Wahlberg’s insight convinced producers that he had the right stuff for the gig and that, after a number of failed series, he’d finally found a perfect fit. Says executive producer Leonard Goldberg: “Remember how many pilots George Clooney did before ER? Then when he did [that show], you went, ‘Well, of course he’s a star.’ I think that’s what Blue Bloods is [for] Donnie.”
Whatever the benefits, Wahlberg believes he wouldn’t have been ready for them before. “I think it took my whole career to be in position to play this guy,” says the actor, who previously turned in critically acclaimed performances in The Sixth Sense and the short-lived TV drama Boomtown. “I think I’m a better actor now, because I have a better sense of confidence.I have a good grasp of playing the character and not letting the character play me.
“There have been a few moments in life where I look at where my career is and wouldn’t change a thing,” he continues. “This is one of those times. I’m in the sweet spot.”
Being bicoastal continues to be an adjustment. “The work is very consuming so when I’m in New York, I miss my family but when I’m in L.A., I miss the show,” he admits. “And when I come back [to the set], I go, ‘Who is this guy I’m playing?’ because I’ve been away two weeks. But those things will smooth out as time goes on.”
And make no mistake: Selleck would like to be racking up frequent-flier miles for many years to come. “Frank is a role I’ll always love,” he says. “I think the character has a limitless ability to grow and change and get more interesting, so I hope I can play him for a long time.”
As Blue prepares to wrap up its remarkable first season, the rest of the ensemble is feeling similarly gratified by its success. “Hit shows don’t come along every day,” Wahlberg says. “We all know we’ve got something pretty special here.”
WITH HIS ALL-AMERICAN LOOKS, Will Estes has often been called upon to portray men in uniform, be it an embattled member of the U.S. Navy in the film U-571 or a high school football star-turned-Vietnam vet on the TV series American Dreams. Still, he cops to getting a singular kick out of carrying the badge of Blue Bloods’ impressionable rookie, Jamie Reagan. “It harkens back to when you’re a kid playing cops and robbers,” he says. “There’s an excitement to catching bad guys that never goes away.”
But what if the bad guys are members of your own tight-knit clan? That’s a possibility the youngest Reagan, a Harvard grad who opted to forgo a lucrative legal career in favor of joining the family biz, has been forced to consider since embarking on a top-secret investigation into his brother Joe’s untimely death. Finding someone who could handle the multifaceted role was the producers’ “most difficult” casting task, says executive producer Leonard Goldberg: “He had to be a strong enough actor to carry the whole mystery [of what happened to Joe] on his shoulders, and you had to believe that he had the smarts to go to Harvard.”

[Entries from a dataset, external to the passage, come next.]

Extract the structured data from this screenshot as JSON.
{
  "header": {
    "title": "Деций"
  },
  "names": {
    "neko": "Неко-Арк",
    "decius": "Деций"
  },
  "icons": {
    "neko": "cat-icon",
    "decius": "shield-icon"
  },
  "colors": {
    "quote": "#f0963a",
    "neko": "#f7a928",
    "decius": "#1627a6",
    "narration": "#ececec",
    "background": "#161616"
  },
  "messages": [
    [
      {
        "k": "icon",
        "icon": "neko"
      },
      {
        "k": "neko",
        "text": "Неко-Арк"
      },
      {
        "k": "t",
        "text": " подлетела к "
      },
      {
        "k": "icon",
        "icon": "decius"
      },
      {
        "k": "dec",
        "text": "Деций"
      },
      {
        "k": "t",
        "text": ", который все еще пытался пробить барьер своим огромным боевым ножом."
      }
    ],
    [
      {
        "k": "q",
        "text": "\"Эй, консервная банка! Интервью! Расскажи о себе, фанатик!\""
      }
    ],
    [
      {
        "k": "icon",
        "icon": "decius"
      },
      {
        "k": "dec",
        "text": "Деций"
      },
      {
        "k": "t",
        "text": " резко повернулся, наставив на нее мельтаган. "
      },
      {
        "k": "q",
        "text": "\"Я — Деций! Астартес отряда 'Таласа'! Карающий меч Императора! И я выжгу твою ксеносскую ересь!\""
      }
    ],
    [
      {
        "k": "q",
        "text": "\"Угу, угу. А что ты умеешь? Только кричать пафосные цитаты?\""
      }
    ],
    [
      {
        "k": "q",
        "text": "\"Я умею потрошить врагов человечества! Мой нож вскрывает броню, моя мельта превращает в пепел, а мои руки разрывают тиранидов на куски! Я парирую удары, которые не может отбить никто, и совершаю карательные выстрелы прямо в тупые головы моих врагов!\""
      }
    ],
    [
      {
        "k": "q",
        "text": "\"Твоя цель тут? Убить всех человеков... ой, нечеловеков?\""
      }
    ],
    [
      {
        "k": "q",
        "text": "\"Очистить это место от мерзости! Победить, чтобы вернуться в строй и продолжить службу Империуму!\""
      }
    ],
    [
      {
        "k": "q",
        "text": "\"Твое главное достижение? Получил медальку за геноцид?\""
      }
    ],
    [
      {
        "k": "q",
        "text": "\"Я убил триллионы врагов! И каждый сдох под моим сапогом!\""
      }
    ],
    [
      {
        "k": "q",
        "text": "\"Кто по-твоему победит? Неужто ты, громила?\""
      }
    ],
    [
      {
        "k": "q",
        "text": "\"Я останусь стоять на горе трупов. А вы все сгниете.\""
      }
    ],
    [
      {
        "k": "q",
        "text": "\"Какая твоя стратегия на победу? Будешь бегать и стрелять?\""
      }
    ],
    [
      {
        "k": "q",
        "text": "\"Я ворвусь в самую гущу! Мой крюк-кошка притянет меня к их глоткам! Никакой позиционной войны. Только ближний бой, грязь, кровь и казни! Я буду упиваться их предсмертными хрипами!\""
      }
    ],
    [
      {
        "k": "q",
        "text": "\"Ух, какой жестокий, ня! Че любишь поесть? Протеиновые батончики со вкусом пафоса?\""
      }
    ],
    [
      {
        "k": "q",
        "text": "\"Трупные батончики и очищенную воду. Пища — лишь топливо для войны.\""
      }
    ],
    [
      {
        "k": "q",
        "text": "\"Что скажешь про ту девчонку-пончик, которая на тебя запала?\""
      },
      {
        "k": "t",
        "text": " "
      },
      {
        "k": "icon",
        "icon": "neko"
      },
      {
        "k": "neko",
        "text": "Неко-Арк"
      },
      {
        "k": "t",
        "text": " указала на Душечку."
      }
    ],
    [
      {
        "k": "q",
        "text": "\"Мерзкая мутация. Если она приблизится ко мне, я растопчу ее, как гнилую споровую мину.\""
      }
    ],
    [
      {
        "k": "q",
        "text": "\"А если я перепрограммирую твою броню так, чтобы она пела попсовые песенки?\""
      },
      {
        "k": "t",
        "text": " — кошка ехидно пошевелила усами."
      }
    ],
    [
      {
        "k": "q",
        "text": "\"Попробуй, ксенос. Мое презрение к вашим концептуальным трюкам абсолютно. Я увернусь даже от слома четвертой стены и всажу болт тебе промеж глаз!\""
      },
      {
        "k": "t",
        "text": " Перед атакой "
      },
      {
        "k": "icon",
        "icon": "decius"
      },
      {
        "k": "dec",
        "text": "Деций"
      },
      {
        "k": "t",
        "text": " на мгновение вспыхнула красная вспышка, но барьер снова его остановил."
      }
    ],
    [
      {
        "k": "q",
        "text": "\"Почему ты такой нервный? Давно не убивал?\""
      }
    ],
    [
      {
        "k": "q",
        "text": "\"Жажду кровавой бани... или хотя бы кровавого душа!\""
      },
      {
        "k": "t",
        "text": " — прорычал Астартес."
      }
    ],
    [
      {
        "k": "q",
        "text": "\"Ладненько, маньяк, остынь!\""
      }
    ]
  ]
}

To do his role justice, Estes visited New York precincts and talked to real cops on the beat. Focus like that has likely helped the actor—who landed his first series at the tender age of 11—avoid many of the pitfalls that often plague child stars.
“I think one of the biggest tricks,” he says, “is to engage in other things that have nothing to do with acting.” Throughout his career, Estes has taken his own advice. “I took a class on solar panel installation,” reports the actor who, shortly before moving out East for Blue, fit his Los Angeles home with the energy-efficient panels. “When I got my first power bill, it was, like, $3.95. I was excited about that.”